- Ventilation: Ensure proper ventilation in areas where explosive materials are handled or stored to prevent the buildup of explosive vapors or gases.
- Static Electricity: Prevent the accumulation of static electricity, as it can trigger explosions in the presence of flammable gases or dust. Use anti-static equipment and grounding techniques.
- Ignition Sources: Eliminate potential ignition sources such as open flames, sparks, and electrical equipment that could initiate an unintended explosion.
- Emergency Plans: Develop and communicate clear emergency plans for dealing with explosions. Train personnel on evacuation procedures, first aid, and the use of fire extinguishing equipment.
- Monitoring: Continuously monitor the environment for any signs of gas leaks or unusual conditions that could lead to an explosion.
- Public Safety: If explosions are part of industrial processes, consider the safety of neighboring communities. Implement measures to minimize the impact of explosions on the surrounding area.
In both implosion and explosion scenarios, thorough planning, proper training, adherence to safety protocols, and clear communication are essential to prevent accidents and ensure the safety of personnel and the surrounding environment.

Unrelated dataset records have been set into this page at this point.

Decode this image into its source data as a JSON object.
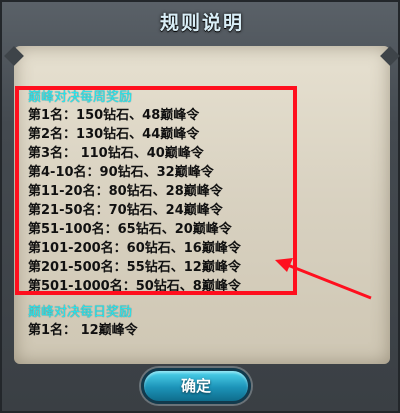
{
  "dialog": {
    "title": "规则说明"
  },
  "weekly": {
    "title": "巅峰对决每周奖励",
    "rows": [
      "第1名：150钻石、48巅峰令",
      "第2名：130钻石、44巅峰令",
      "第3名： 110钻石、40巅峰令",
      "第4-10名：90钻石、32巅峰令",
      "第11-20名：80钻石、28巅峰令",
      "第21-50名：70钻石、24巅峰令",
      "第51-100名：65钻石、20巅峰令",
      "第101-200名：60钻石、16巅峰令",
      "第201-500名：55钻石、12巅峰令",
      "第501-1000名：50钻石、8巅峰令"
    ]
  },
  "daily": {
    "title": "巅峰对决每日奖励",
    "rows": [
      "第1名： 12巅峰令"
    ]
  },
  "confirm_label": "确定",
  "colors": {
    "highlight": "#ff0f1e",
    "section_title": "#27e7f0"
  }
}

In the realm of energetic phenomena, implosion and explosion stand as contrasting forces, each with its distinct characteristics and consequences. Implosion draws matter inward, concentrating energy at the core, while explosion unleashes force outward in a chaotic display. These phenomena find applications in diverse fields, from engineering to astrophysics. By comprehending the mechanics and effects of implosion and explosion, we gain a deeper appreciation for the complex interactions that shape our universe.